A criminology professor is invited to provide his insight into a series of meticulously planned murders that blur the lines between legality and morality.
Not having watched a Greek film in years, I’ll admit that this one was a pleasant surprise. Sotiris Tsafoulias writes and directs a cerebral but also existential ‘whodunit’ film where the protagonist (Pigmalion Dadakaridis) races against time to find clues about murders that wake up demons of his own. Very interesting story with an, inevitably, convoluted development. Maybe too convoluted though on this occasion. Being spoiler-free, I’ll try to be as less vague as possible.
To me, it becomes a major issue the fact that the killer has not the relevant background to perform the murders in such a manner. Either I missed it or it is not explained properly how such knowledge has been gained. When you do watch it, please let me know if I missed it somehow. Secondly, and this has been an ongoing problem in the Greek cinema, the acting is quite stiff or flat. But this is not necessarily only the actors’ fault as directing, to a certain extent, dictates the thespians’ acting. For example, Ioanna Kolliopoulou (Sophia) – 2018 Winner of the ‘Melina Merkouri Theater Award’ – is a very expressive young theatrical actress who could have served as the protagonist’s ‘driving force’. Something that here is not obvious at all. Thirdly, and this is again a major one, the editing. The editing, among other things, defines the film’s pace and rhythm and, especially in films like The Other Me, carefully reveals not the information the audience wants to know but the information they need to know when they need to know it. Here, the editing is reasonably misleading – as it should have been, but the film’s rhythm and pace are monotonous. Something that heavily reflects on the film’s mood.

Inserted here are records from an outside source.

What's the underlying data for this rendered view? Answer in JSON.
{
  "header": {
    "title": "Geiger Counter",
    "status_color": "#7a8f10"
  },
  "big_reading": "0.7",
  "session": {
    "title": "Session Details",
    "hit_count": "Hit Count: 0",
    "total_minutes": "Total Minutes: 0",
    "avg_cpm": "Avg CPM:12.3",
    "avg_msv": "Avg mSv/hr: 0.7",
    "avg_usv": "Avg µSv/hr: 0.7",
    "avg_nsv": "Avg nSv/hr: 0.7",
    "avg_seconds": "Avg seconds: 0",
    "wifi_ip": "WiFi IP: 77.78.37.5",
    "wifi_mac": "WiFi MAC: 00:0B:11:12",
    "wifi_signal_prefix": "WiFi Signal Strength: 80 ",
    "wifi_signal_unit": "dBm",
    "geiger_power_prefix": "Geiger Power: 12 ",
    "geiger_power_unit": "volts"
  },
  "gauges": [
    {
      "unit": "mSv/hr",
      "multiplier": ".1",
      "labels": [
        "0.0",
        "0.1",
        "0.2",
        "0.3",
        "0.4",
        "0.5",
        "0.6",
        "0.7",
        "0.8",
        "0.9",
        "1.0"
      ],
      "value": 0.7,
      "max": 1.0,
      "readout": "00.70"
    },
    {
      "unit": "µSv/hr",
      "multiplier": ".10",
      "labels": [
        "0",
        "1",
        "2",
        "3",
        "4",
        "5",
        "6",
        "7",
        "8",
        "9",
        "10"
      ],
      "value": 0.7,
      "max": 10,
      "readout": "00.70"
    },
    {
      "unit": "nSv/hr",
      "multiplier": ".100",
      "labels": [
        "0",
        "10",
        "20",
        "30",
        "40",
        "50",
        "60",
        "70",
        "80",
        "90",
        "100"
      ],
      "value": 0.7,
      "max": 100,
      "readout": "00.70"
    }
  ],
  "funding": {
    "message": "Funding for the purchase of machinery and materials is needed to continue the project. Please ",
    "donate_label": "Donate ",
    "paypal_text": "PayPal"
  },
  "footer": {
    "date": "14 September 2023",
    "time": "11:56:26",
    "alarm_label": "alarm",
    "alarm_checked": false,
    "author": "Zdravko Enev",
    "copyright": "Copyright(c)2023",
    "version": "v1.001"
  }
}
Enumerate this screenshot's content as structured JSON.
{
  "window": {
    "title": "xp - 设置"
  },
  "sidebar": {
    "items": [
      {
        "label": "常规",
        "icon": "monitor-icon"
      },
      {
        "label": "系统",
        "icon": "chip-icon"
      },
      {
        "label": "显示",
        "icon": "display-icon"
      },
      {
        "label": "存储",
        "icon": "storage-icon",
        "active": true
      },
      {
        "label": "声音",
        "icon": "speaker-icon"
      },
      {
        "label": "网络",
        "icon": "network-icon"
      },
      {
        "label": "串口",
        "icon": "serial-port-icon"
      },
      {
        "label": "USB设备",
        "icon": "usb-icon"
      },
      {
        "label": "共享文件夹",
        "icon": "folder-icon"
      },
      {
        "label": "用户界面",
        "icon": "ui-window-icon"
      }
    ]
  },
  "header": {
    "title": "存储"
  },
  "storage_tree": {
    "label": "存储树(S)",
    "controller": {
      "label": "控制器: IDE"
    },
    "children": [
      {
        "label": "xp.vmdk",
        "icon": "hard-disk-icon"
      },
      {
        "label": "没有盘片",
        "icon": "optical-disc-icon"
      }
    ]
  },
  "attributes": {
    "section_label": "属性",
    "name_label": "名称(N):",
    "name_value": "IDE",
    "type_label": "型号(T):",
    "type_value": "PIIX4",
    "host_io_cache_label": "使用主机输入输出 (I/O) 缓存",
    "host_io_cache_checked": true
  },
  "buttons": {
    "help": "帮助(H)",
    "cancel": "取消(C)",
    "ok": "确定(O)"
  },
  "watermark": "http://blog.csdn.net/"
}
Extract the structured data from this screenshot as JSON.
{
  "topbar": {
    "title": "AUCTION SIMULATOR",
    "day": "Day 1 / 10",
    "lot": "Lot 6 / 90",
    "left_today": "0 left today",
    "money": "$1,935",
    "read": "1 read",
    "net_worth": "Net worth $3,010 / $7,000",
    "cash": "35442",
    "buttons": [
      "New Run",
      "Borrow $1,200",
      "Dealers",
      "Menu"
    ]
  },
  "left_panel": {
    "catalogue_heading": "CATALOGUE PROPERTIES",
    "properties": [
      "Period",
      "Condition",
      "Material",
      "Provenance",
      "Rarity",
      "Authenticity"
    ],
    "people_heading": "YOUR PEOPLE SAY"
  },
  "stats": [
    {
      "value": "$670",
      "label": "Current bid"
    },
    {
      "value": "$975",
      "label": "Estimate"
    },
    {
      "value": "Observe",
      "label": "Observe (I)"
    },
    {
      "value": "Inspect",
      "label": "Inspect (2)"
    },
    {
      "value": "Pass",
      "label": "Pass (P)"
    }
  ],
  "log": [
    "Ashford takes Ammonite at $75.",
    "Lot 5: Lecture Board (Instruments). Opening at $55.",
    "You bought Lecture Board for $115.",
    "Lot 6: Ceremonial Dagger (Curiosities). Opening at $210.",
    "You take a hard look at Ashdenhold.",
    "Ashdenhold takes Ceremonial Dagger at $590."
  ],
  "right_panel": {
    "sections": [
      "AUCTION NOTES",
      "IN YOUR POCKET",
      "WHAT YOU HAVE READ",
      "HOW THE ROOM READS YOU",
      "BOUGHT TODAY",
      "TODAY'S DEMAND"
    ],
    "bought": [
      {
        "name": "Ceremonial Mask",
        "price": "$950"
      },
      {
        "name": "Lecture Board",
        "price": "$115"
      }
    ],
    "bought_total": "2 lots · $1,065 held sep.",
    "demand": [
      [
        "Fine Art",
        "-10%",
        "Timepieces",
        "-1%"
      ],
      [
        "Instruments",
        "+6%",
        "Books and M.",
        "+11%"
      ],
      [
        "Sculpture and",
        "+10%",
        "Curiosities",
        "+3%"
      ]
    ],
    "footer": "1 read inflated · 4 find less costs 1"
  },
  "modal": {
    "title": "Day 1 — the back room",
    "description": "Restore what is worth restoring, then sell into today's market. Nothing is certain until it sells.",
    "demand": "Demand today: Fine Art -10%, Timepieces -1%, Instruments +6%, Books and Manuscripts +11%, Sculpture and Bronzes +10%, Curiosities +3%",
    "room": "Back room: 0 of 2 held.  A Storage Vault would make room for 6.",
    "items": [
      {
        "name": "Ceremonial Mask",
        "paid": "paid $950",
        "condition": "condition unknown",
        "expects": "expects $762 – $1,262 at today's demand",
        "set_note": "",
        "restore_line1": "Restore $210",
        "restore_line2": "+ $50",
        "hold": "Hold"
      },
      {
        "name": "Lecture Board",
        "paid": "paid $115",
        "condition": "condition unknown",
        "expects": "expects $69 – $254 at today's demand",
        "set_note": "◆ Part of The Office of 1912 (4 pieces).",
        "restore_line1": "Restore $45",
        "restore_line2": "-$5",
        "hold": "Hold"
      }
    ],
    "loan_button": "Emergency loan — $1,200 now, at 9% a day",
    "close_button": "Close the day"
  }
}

Actors Pigmalion Dadakaridis, and Giorgos Chrysostomou (Manthos Kozoros) stand out for their performances. Director of Photography Giorgos Mihelis creates an excellent noir atmosphere and an also excellent mise-en-scène. Last but not least, I give a round of applause to the Makeup Department; spot-on job!
I definitely recommend you to watch it as I know very well how hard it is in Greece to make a film and trust me when I say that The Other Me is an achievement. Money shortage, production companies lacking the know-how, and a series of governments who couldn’t give two s%#@& about the Greek film industry prevent the artists from unfolding their true talents. On a final note, I hope the Greek cinema develops an identity, mixing the influences coming from the world cinema with genuine Greek elements that one day will lead to a wider distribution.
You can watch it here: https://www.youtube.com/watch?v=mSmArtOew08